People wearing masks and holding puppets.

By Mya Kidson

Performance and art can bring healing and promote social interaction, especially during times of pandemic isolation. This was the focus of a recent research project from U of G.  

In the summer of 2020, Prof. Troy Hourie, from the School of English and Theatre Studies, collaborated with Puppeteers Andrew Gaboury and Colleen Snell as well as U of G student production interns Samantha Adams, Emily Brown and Liaba Nisar to create a Dom Roberto-style production called ODDITI(m)ES — A Tragic Comedy in Pandemic Times about social and physical distancing. 

Dom Roberto-style puppeteering is a traditional Portuguese glove puppet theatre. This production wove together sketches about social distancing and other pandemic-related moments. 

“This project is an ode to the hardships we’ve all endured during the past few months,” says Hourie. “For many, it’s been a hard transition to our new socially distant lifestyles when many of us are so accustomed to being close to work affiliates, friends and family, pre-pandemic.”

This initiative shows how creatives have been inspired to develop new ways to keep community members close but physically distanced – the so-called “together-apart” movement, says Hourie. 

The troupe held two performances in his woodland backyard in Aurora, Ont. Family members, friends and visitors from Aurora and Guelph were seated on a terraced patio at safe distances. 

The second performance was also live streamed internationally to hundreds of followers of Hourie’s work in Portugal, France, Kenya, New Zealand and the U.K. He hopes to present it again in Guelph or Mississauga, where his collaborators live and work.

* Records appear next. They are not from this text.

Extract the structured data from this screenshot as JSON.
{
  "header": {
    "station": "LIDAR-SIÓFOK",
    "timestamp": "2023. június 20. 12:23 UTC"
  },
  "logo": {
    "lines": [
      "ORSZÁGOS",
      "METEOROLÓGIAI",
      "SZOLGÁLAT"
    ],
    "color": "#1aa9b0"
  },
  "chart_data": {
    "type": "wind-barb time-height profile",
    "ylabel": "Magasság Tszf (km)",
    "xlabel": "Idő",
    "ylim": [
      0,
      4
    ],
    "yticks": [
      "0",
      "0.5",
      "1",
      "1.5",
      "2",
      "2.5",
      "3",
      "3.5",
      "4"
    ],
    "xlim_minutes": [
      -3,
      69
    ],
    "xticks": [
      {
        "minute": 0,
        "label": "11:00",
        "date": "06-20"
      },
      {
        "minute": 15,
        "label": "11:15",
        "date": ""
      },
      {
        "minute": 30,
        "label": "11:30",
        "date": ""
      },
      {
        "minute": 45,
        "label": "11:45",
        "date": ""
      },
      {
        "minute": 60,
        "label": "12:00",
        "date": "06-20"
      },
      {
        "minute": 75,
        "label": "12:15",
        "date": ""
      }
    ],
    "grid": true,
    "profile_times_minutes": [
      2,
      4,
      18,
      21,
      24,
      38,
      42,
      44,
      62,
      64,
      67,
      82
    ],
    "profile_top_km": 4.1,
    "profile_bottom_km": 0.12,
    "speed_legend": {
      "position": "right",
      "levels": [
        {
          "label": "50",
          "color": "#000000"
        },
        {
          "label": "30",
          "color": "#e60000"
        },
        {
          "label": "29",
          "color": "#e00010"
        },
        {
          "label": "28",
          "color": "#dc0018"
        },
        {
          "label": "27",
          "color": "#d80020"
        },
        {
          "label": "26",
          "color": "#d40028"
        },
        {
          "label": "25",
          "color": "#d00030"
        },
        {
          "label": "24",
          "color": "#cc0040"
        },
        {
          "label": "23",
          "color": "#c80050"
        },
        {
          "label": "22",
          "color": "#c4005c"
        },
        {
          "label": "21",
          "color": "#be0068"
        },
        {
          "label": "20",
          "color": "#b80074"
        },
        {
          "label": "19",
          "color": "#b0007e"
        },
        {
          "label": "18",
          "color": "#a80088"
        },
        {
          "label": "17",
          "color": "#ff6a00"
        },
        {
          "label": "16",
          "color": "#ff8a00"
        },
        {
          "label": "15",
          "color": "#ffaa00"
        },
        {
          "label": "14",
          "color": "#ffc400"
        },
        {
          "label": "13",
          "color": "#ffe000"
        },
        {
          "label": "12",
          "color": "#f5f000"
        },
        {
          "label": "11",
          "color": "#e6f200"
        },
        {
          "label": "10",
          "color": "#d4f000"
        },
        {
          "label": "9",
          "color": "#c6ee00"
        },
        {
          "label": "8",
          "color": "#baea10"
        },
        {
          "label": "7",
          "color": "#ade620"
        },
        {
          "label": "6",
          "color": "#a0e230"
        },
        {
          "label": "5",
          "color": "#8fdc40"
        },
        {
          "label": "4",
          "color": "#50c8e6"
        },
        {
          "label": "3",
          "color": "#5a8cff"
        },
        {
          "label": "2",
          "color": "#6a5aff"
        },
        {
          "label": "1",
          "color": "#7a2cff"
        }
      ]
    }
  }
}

The arts, especially performance, often involve gatherings. Artists from all around the world are modifying their practice to engage with community members in a COVID-friendly way. 

This may include the use of virtual platforms or outdoor events that allow the public to remain socially distant. 

Hourie says the live-action comedy promotes a sense of community and helps audience members feel less isolated in their struggles during the pandemic. 

This research project also shows how important art and performance are, especially for vulnerable groups such as older adults, youth and individuals who live alone, as well as apartment dwellers who may have limited ability to connect with others. 

“Performance and art practitioners around the world are sharing their art to bridge connection with others to improve life under these difficult conditions,” says Hourie. “We are not only connecting with our local community through art but also globally. And this helps us recognize that struggles we currently face on a local spectrum are experienced across the world."

This research is supported by the University of Guelph’s Creating in a Time of Coronavirus Fund.